Work instruction =>
Write out the data in full, exactly as shown.

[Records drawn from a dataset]
= Beginning of Section =
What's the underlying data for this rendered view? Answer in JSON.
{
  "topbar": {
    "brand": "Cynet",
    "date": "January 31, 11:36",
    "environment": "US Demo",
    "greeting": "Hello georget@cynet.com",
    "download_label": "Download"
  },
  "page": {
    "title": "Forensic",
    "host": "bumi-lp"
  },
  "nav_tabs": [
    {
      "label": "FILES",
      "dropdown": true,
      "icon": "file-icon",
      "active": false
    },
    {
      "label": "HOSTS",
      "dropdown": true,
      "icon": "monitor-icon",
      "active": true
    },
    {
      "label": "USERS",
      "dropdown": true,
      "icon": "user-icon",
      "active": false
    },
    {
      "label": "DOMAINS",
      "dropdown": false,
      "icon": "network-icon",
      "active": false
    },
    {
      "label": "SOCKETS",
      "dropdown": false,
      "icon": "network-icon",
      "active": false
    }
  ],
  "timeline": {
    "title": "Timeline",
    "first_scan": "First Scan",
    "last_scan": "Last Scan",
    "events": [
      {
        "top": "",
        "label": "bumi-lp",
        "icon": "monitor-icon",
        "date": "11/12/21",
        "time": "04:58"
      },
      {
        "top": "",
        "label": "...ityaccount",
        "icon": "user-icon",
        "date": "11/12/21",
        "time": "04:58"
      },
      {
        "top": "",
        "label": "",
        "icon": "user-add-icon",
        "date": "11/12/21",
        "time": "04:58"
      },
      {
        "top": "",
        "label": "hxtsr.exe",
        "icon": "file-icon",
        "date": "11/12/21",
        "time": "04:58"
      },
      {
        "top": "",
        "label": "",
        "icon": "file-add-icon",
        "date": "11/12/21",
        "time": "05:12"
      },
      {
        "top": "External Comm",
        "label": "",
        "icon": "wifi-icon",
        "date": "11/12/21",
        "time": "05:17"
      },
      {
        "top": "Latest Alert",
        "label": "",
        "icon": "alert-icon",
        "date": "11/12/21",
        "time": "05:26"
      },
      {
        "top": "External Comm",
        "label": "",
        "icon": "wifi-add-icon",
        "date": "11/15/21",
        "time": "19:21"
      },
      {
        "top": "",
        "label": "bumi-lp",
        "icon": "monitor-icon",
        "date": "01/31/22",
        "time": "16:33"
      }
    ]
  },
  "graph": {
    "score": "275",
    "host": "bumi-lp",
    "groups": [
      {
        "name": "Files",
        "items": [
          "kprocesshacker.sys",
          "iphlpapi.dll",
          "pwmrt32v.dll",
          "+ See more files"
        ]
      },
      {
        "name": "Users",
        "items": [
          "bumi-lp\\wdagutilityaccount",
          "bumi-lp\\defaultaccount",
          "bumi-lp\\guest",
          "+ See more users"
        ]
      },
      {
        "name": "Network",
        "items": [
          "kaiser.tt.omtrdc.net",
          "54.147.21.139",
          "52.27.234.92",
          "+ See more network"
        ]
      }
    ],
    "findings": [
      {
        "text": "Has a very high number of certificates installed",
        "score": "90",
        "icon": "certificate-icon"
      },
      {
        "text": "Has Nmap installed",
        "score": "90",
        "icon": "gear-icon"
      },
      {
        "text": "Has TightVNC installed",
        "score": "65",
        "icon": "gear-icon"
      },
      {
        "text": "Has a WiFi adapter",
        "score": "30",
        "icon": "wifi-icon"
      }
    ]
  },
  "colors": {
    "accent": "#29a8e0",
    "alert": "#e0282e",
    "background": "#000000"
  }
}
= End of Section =
Answer area =>
What's the underlying data for this rendered view? Answer in JSON.
{
  "topbar": {
    "brand": "Cynet",
    "date": "January 31, 11:36",
    "environment": "US Demo",
    "greeting": "Hello georget@cynet.com",
    "download_label": "Download"
  },
  "page": {
    "title": "Forensic",
    "host": "bumi-lp"
  },
  "nav_tabs": [
    {
      "label": "FILES",
      "dropdown": true,
      "icon": "file-icon",
      "active": false
    },
    {
      "label": "HOSTS",
      "dropdown": true,
      "icon": "monitor-icon",
      "active": true
    },
    {
      "label": "USERS",
      "dropdown": true,
      "icon": "user-icon",
      "active": false
    },
    {
      "label": "DOMAINS",
      "dropdown": false,
      "icon": "network-icon",
      "active": false
    },
    {
      "label": "SOCKETS",
      "dropdown": false,
      "icon": "network-icon",
      "active": false
    }
  ],
  "timeline": {
    "title": "Timeline",
    "first_scan": "First Scan",
    "last_scan": "Last Scan",
    "events": [
      {
        "top": "",
        "label": "bumi-lp",
        "icon": "monitor-icon",
        "date": "11/12/21",
        "time": "04:58"
      },
      {
        "top": "",
        "label": "...ityaccount",
        "icon": "user-icon",
        "date": "11/12/21",
        "time": "04:58"
      },
      {
        "top": "",
        "label": "",
        "icon": "user-add-icon",
        "date": "11/12/21",
        "time": "04:58"
      },
      {
        "top": "",
        "label": "hxtsr.exe",
        "icon": "file-icon",
        "date": "11/12/21",
        "time": "04:58"
      },
      {
        "top": "",
        "label": "",
        "icon": "file-add-icon",
        "date": "11/12/21",
        "time": "05:12"
      },
      {
        "top": "External Comm",
        "label": "",
        "icon": "wifi-icon",
        "date": "11/12/21",
        "time": "05:17"
      },
      {
        "top": "Latest Alert",
        "label": "",
        "icon": "alert-icon",
        "date": "11/12/21",
        "time": "05:26"
      },
      {
        "top": "External Comm",
        "label": "",
        "icon": "wifi-add-icon",
        "date": "11/15/21",
        "time": "19:21"
      },
      {
        "top": "",
        "label": "bumi-lp",
        "icon": "monitor-icon",
        "date": "01/31/22",
        "time": "16:33"
      }
    ]
  },
  "graph": {
    "score": "275",
    "host": "bumi-lp",
    "groups": [
      {
        "name": "Files",
        "items": [
          "kprocesshacker.sys",
          "iphlpapi.dll",
          "pwmrt32v.dll",
          "+ See more files"
        ]
      },
      {
        "name": "Users",
        "items": [
          "bumi-lp\\wdagutilityaccount",
          "bumi-lp\\defaultaccount",
          "bumi-lp\\guest",
          "+ See more users"
        ]
      },
      {
        "name": "Network",
        "items": [
          "kaiser.tt.omtrdc.net",
          "54.147.21.139",
          "52.27.234.92",
          "+ See more network"
        ]
      }
    ],
    "findings": [
      {
        "text": "Has a very high number of certificates installed",
        "score": "90",
        "icon": "certificate-icon"
      },
      {
        "text": "Has Nmap installed",
        "score": "90",
        "icon": "gear-icon"
      },
      {
        "text": "Has TightVNC installed",
        "score": "65",
        "icon": "gear-icon"
      },
      {
        "text": "Has a WiFi adapter",
        "score": "30",
        "icon": "wifi-icon"
      }
    ]
  },
  "colors": {
    "accent": "#29a8e0",
    "alert": "#e0282e",
    "background": "#000000"
  }
}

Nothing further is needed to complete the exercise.